◆ DATASET ENTRIES ◆
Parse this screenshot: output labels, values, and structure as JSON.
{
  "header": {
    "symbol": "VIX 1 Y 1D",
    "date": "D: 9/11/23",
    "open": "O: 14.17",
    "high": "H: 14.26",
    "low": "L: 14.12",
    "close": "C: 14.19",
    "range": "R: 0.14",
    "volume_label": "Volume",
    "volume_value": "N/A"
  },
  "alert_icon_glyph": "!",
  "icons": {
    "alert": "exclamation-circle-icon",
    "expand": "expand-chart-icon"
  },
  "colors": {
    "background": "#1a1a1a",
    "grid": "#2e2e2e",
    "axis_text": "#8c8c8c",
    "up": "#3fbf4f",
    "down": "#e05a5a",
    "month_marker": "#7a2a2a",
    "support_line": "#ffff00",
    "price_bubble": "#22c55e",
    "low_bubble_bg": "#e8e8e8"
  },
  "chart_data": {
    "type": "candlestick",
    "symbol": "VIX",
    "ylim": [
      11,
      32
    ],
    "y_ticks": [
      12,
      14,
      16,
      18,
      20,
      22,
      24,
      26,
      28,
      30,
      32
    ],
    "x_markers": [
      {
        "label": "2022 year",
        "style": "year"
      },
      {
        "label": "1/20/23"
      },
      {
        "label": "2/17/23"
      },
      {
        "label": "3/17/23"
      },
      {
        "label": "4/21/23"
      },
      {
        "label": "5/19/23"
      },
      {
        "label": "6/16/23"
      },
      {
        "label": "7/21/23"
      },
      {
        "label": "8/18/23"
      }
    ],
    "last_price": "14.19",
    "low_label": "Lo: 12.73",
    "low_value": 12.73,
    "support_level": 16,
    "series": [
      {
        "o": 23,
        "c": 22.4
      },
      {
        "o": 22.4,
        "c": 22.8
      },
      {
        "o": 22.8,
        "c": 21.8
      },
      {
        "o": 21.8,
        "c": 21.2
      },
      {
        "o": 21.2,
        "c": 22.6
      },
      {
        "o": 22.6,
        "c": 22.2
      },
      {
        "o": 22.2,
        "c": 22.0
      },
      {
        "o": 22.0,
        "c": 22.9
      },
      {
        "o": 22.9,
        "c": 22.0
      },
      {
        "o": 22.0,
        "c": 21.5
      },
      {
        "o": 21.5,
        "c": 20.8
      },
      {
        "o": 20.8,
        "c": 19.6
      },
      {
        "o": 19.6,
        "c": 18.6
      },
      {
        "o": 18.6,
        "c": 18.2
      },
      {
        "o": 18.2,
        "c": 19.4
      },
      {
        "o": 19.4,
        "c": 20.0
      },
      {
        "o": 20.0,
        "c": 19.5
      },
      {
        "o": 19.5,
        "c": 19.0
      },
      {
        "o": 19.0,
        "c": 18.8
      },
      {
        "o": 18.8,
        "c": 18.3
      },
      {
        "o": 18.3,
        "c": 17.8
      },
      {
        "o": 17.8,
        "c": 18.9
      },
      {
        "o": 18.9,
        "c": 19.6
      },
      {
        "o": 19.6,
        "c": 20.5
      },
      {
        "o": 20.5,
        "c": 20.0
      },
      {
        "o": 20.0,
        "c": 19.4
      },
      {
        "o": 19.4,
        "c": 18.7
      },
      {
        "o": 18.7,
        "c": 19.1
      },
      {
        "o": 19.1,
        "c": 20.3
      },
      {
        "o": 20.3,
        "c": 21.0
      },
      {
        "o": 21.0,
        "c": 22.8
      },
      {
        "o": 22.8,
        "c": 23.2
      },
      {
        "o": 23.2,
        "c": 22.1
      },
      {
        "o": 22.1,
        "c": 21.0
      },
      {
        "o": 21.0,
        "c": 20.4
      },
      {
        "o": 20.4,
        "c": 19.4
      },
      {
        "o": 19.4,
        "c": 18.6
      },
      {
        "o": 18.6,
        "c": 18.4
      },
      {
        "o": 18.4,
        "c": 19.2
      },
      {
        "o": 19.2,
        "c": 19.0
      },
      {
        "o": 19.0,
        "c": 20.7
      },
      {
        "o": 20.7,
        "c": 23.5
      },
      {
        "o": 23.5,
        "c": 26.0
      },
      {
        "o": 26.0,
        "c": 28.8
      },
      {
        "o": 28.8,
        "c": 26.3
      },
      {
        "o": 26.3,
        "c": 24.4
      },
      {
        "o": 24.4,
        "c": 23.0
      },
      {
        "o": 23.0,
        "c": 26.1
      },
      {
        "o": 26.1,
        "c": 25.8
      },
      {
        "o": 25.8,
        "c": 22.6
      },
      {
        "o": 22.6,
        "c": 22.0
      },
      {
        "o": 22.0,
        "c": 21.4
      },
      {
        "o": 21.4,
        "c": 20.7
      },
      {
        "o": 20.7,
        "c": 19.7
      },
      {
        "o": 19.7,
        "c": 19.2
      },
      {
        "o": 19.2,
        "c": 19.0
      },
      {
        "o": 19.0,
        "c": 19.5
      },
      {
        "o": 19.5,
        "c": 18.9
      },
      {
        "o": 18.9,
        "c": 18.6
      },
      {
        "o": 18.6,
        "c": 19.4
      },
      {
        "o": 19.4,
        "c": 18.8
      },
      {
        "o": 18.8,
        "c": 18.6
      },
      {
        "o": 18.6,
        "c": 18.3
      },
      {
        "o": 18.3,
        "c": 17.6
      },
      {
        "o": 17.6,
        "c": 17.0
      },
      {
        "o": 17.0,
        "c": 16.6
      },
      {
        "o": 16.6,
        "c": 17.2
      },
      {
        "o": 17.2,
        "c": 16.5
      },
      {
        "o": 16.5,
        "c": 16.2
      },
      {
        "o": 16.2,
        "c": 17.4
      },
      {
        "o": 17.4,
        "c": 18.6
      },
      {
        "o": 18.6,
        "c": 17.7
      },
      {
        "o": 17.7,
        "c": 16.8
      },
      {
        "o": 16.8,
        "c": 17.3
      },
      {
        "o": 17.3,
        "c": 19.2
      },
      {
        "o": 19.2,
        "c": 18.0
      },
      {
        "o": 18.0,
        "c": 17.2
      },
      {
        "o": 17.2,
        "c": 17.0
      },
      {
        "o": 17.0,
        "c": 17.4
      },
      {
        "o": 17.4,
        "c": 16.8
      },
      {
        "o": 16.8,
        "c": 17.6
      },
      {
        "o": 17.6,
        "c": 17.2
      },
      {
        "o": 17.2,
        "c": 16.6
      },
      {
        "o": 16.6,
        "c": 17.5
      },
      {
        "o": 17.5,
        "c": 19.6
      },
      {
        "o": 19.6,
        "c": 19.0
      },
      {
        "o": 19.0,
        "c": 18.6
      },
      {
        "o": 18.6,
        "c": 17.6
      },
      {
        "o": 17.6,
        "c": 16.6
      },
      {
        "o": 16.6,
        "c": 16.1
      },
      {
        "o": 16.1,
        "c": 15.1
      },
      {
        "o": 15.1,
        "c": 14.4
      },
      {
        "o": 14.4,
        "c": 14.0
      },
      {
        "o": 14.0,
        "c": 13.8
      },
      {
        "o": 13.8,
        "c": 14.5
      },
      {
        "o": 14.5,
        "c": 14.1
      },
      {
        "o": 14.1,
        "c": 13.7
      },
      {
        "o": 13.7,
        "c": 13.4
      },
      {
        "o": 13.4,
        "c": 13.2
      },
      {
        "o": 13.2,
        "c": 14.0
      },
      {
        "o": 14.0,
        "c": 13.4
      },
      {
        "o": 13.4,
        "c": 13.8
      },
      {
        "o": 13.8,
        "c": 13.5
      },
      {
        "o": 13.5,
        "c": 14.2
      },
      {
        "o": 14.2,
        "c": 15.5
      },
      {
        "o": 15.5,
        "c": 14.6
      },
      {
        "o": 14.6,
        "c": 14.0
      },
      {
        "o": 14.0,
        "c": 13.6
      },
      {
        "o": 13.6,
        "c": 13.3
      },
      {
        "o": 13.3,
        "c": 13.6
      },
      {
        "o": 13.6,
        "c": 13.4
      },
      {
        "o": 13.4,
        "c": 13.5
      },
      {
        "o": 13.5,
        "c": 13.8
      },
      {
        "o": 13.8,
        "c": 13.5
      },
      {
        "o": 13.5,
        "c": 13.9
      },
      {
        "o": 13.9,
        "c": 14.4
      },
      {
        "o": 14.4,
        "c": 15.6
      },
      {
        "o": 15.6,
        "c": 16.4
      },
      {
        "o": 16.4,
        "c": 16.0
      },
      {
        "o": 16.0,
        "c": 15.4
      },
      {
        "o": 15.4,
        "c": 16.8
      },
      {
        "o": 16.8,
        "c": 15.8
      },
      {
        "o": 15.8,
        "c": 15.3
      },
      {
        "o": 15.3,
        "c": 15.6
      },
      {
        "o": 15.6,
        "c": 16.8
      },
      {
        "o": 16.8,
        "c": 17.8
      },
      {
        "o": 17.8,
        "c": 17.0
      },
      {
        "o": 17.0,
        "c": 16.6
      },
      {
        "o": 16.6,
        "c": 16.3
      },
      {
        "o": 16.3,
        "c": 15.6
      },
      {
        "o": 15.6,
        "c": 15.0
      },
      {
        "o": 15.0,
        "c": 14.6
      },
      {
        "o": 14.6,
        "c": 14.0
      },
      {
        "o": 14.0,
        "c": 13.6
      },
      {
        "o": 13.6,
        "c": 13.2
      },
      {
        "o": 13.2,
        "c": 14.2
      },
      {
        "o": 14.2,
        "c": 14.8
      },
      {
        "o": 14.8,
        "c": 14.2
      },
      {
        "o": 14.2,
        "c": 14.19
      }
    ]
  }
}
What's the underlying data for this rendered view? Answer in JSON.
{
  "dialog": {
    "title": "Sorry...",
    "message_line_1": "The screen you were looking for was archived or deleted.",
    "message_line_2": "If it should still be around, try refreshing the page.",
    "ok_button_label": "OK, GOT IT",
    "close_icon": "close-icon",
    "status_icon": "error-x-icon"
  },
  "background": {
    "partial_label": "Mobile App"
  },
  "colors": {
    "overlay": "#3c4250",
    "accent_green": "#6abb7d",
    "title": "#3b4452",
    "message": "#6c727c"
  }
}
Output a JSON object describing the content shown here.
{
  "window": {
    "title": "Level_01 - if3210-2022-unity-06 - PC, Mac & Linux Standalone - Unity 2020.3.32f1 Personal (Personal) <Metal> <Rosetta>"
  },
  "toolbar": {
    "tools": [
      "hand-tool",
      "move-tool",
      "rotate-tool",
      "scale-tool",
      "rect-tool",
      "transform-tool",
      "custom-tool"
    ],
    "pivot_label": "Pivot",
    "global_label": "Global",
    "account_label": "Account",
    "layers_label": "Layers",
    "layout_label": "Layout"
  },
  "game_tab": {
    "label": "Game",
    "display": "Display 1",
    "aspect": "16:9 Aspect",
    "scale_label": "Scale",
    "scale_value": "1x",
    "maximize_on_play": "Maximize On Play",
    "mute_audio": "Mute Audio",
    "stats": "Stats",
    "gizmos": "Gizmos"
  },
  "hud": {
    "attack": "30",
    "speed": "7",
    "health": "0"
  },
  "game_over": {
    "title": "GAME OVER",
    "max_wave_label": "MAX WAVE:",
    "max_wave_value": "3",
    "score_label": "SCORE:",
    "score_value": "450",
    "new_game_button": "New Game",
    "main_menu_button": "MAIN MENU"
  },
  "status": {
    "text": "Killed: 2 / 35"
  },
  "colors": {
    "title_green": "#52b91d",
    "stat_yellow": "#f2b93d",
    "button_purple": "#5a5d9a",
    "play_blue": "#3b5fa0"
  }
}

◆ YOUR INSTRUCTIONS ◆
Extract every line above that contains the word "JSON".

◆ ANSWER TO THE PROBLEM ◆
Parse this screenshot: output labels, values, and structure as JSON.
What's the underlying data for this rendered view? Answer in JSON.
Output a JSON object describing the content shown here.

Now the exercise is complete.